Monday, March 31, 2008

What You Can Learn From Genre Writers

During my MFA program, the mere mention of "genre fiction" sent my fellow writers a-cringin'. There is a feeling of superiority that literary fiction writers have over writers who write mystery, romance, science fiction, erotica, and so on. Even most lit journals clearly specify that genre writers need not apply. I'm not defending genre writing in terms of prose or other artistic considerations (there's the lit snob in me again). But recently I was researching different drafting and editing methods online, and the best advice out there seemed to be from genre writers. Here's one good example from YA writer Holly Lisle.

In terms of productivity, genre writers have literary fiction writers beat. With the exception of a few truly exceptional literary fiction writers (Paul Auster, Don DeLillo, John Steinbeck, Charles Bukowski, Joyce Carol Oates, etc.) genre writers outproduce us about 5 to 1. You could stop me right there and try to slap me down with the "quality over quantity" argument, and in some ways you'd be right. But too often literary fiction writers look at each book as his or her magnum opus, and therefore spend 10 years writing them and often never finish them.

I think many genre writers have a healthy understanding that this is a job as well as a craft. You write a book, then try your damndest to get it published, meanwhile already starting on your second book. You could also say that it's easier for genre writers to write books fast because many write serials starring the same characters or the plots are formulaic to that genre. We lit fiction writers are not as original as we think, however. In fact, if I had a McGriddle sandwich for every "Mom with cancer" short story and half-ass metafiction novel I've read, I'd be fatter than James Gandolfini.

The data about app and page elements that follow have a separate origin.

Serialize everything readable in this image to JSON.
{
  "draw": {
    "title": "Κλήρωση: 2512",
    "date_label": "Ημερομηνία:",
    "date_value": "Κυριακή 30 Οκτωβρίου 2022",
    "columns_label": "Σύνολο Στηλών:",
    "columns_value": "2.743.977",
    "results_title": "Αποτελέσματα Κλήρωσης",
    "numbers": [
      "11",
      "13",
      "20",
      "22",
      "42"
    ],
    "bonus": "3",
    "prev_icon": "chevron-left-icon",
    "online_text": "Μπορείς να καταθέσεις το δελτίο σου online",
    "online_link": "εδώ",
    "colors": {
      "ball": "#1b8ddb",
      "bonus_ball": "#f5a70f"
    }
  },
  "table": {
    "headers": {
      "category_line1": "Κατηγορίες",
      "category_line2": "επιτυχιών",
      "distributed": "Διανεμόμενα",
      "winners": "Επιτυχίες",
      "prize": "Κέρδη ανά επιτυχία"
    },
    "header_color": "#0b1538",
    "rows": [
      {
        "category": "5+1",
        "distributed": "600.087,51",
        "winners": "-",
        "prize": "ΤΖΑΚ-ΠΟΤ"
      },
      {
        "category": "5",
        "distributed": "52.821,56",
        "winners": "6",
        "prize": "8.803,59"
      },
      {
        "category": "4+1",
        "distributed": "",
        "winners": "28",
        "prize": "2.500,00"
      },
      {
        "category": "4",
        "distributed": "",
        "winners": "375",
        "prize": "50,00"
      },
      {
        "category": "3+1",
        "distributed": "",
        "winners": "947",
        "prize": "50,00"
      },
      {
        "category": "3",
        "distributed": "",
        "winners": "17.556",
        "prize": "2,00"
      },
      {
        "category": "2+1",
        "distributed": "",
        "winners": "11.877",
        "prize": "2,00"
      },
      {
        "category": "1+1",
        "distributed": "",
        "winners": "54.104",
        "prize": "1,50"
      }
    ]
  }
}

There seems to be a healthy acceptance in the genre world that what you write will be used and eventually end up in the bargain bin or landfill--because it will. Craftspeople like woodworkers, ceramists, and jewelry makers produce artistic products, sell as many as they can, and make more. Every writing instructor will tell you that writing a lot is the only way to make you a better writer. I realized that I was writing my novel particularly slowly because I was afraid of finishing. I didn't know what was next. But after getting some good advice online, I realized that I have to finish this damn book already and start the next one.